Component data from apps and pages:
------------------------------------------------
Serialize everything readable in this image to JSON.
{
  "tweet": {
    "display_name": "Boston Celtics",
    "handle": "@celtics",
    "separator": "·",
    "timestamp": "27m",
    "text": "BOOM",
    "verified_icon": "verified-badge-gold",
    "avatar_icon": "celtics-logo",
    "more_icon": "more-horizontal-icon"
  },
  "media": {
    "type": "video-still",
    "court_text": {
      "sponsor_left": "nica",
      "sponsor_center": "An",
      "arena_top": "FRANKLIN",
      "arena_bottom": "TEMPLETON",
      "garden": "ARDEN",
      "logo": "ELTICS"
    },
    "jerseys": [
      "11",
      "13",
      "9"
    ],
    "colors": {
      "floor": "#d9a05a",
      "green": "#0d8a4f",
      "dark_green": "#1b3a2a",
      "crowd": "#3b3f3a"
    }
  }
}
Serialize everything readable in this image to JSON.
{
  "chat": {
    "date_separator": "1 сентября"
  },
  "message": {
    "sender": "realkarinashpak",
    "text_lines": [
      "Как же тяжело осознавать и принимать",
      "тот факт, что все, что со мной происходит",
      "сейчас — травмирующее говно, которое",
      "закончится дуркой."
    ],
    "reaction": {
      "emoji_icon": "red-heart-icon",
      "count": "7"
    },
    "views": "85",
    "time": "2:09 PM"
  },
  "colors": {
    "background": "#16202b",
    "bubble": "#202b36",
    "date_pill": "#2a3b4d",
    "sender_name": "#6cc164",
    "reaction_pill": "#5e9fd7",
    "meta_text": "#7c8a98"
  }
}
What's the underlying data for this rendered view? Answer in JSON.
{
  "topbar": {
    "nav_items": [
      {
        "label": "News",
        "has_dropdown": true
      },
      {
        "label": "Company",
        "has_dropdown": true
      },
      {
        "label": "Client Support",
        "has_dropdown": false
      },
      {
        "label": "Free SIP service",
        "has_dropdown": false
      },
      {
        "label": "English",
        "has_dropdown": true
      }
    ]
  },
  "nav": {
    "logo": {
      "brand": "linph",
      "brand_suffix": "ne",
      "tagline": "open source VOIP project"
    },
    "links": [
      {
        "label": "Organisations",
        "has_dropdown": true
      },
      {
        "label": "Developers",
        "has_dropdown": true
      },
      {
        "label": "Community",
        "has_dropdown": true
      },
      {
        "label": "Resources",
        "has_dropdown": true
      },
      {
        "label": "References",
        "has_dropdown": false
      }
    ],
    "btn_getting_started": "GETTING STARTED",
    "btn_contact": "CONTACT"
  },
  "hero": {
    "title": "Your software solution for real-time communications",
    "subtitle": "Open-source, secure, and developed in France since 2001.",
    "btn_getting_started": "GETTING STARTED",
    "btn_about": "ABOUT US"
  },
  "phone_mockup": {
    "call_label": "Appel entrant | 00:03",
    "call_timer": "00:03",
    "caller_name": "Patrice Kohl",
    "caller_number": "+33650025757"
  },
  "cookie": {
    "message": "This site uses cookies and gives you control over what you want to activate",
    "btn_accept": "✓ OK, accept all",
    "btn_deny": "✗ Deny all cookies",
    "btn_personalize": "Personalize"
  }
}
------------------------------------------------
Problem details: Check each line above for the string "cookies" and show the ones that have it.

Reply:
    "message": "This site uses cookies and gives you control over what you want to activate",
    "btn_deny": "✗ Deny all cookies",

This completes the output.